#### [WHAT THE TASK REQUIRES]
If a line of the records contains the word "arrow", list it.

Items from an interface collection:

════════

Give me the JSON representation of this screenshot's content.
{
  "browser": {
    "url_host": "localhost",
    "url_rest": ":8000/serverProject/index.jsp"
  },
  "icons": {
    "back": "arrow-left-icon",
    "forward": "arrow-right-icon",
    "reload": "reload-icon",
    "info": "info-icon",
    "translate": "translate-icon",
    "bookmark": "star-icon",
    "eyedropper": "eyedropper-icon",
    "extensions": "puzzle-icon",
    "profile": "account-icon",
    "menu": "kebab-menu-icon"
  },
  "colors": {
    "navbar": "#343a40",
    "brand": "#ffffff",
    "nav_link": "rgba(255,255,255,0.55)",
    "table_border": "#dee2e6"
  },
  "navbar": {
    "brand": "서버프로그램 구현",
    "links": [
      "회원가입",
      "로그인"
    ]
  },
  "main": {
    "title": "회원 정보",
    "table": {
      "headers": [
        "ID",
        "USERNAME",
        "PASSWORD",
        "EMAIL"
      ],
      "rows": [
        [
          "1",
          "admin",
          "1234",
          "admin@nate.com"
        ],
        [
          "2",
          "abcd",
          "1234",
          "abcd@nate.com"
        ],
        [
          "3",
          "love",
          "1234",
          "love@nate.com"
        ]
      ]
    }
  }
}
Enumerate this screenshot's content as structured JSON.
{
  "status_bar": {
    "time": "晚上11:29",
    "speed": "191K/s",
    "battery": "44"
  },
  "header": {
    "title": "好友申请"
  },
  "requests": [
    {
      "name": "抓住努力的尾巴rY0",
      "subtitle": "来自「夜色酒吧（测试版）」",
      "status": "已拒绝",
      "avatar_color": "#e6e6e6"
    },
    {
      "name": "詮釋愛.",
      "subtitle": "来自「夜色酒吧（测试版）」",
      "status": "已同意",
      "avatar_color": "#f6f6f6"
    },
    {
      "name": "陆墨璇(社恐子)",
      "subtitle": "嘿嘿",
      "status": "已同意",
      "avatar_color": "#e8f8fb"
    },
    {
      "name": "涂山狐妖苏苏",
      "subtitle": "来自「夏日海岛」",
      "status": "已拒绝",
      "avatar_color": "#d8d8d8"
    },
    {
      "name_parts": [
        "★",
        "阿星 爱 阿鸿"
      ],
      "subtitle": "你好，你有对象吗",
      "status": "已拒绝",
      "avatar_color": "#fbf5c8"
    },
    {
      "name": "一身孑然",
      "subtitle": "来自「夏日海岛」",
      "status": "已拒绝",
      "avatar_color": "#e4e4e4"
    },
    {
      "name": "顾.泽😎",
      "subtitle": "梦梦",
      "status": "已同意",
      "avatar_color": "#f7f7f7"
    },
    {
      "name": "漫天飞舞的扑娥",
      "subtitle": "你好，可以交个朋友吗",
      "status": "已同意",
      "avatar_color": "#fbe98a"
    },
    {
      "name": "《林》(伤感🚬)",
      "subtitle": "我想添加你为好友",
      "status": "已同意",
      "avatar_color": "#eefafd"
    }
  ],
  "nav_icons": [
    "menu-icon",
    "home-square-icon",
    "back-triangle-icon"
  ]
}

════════

#### [EXERCISE ANSWER]
    "back": "arrow-left-icon",
    "forward": "arrow-right-icon",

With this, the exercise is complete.